> ACTION ITEM
Only the lines from the one containing "Convert this screenshot" to the end of the data are wanted; print them exactly as they appear.

============

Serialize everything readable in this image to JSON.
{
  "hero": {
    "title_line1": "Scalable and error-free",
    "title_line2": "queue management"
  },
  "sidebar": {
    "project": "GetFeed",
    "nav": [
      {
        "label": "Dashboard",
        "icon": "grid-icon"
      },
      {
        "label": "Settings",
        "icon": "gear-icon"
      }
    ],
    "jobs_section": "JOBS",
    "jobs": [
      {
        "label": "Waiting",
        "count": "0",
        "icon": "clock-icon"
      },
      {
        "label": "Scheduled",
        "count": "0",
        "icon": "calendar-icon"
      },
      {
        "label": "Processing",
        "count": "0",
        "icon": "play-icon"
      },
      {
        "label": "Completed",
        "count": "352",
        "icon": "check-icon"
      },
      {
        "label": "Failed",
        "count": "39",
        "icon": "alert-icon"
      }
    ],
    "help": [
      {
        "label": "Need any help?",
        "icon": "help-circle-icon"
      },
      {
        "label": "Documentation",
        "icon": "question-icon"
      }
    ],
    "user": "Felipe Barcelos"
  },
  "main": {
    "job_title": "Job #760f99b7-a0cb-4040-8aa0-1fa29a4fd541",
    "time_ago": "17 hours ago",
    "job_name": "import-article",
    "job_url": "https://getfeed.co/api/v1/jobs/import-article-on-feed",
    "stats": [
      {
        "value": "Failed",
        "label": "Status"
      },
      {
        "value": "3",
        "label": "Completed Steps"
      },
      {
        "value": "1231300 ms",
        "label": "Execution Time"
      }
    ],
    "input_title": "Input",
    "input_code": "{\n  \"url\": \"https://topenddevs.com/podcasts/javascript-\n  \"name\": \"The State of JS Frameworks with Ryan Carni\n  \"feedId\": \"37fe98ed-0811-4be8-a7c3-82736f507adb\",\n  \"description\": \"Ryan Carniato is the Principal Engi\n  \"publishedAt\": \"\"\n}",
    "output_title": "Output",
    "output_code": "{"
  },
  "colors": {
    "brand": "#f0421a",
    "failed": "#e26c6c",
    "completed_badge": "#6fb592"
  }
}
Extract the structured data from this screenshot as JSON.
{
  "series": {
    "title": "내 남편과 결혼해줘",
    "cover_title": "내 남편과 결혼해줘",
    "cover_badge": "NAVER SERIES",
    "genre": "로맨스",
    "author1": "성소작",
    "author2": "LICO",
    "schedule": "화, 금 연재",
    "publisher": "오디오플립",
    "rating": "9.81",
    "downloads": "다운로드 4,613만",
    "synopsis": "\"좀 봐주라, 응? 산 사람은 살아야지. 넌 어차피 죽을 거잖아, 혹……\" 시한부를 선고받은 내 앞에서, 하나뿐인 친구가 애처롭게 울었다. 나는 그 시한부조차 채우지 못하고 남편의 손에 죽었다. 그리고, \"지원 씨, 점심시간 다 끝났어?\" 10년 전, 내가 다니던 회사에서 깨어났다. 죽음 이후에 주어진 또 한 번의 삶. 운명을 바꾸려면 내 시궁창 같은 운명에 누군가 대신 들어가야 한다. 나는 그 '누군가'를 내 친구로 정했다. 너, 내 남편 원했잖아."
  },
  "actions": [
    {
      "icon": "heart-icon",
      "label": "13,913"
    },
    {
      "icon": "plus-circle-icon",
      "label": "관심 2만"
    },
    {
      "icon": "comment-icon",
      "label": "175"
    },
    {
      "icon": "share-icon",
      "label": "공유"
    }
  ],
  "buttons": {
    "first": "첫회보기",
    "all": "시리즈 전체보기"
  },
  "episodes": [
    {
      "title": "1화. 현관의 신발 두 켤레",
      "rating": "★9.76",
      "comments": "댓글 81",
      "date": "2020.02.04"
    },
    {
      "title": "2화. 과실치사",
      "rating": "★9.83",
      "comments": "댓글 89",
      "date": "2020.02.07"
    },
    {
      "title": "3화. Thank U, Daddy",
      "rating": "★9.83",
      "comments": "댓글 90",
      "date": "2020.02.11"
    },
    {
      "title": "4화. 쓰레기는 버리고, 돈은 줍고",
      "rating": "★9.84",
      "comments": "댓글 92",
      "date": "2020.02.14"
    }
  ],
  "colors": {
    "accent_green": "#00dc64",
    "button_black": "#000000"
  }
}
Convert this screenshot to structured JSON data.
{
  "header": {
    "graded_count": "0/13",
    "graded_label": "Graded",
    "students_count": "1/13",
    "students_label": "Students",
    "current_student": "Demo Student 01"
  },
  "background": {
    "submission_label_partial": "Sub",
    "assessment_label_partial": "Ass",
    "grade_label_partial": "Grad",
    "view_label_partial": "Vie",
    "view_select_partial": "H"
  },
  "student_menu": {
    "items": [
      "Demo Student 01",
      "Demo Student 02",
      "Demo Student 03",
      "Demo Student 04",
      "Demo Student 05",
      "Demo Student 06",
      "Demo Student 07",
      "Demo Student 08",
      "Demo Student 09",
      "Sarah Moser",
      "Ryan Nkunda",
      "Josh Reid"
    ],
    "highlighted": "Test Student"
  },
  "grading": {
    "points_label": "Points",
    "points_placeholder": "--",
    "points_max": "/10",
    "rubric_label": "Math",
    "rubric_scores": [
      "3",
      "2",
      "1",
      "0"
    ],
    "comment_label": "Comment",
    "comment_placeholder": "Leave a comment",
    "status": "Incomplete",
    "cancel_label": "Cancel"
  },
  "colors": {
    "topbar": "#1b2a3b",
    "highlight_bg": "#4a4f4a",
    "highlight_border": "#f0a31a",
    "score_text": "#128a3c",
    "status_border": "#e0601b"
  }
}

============

> ANSWER FOR THE TASK
Convert this screenshot to structured JSON data.
{
  "header": {
    "graded_count": "0/13",
    "graded_label": "Graded",
    "students_count": "1/13",
    "students_label": "Students",
    "current_student": "Demo Student 01"
  },
  "background": {
    "submission_label_partial": "Sub",
    "assessment_label_partial": "Ass",
    "grade_label_partial": "Grad",
    "view_label_partial": "Vie",
    "view_select_partial": "H"
  },
  "student_menu": {
    "items": [
      "Demo Student 01",
      "Demo Student 02",
      "Demo Student 03",
      "Demo Student 04",
      "Demo Student 05",
      "Demo Student 06",
      "Demo Student 07",
      "Demo Student 08",
      "Demo Student 09",
      "Sarah Moser",
      "Ryan Nkunda",
      "Josh Reid"
    ],
    "highlighted": "Test Student"
  },
  "grading": {
    "points_label": "Points",
    "points_placeholder": "--",
    "points_max": "/10",
    "rubric_label": "Math",
    "rubric_scores": [
      "3",
      "2",
      "1",
      "0"
    ],
    "comment_label": "Comment",
    "comment_placeholder": "Leave a comment",
    "status": "Incomplete",
    "cancel_label": "Cancel"
  },
  "colors": {
    "topbar": "#1b2a3b",
    "highlight_bg": "#4a4f4a",
    "highlight_border": "#f0a31a",
    "score_text": "#128a3c",
    "status_border": "#e0601b"
  }
}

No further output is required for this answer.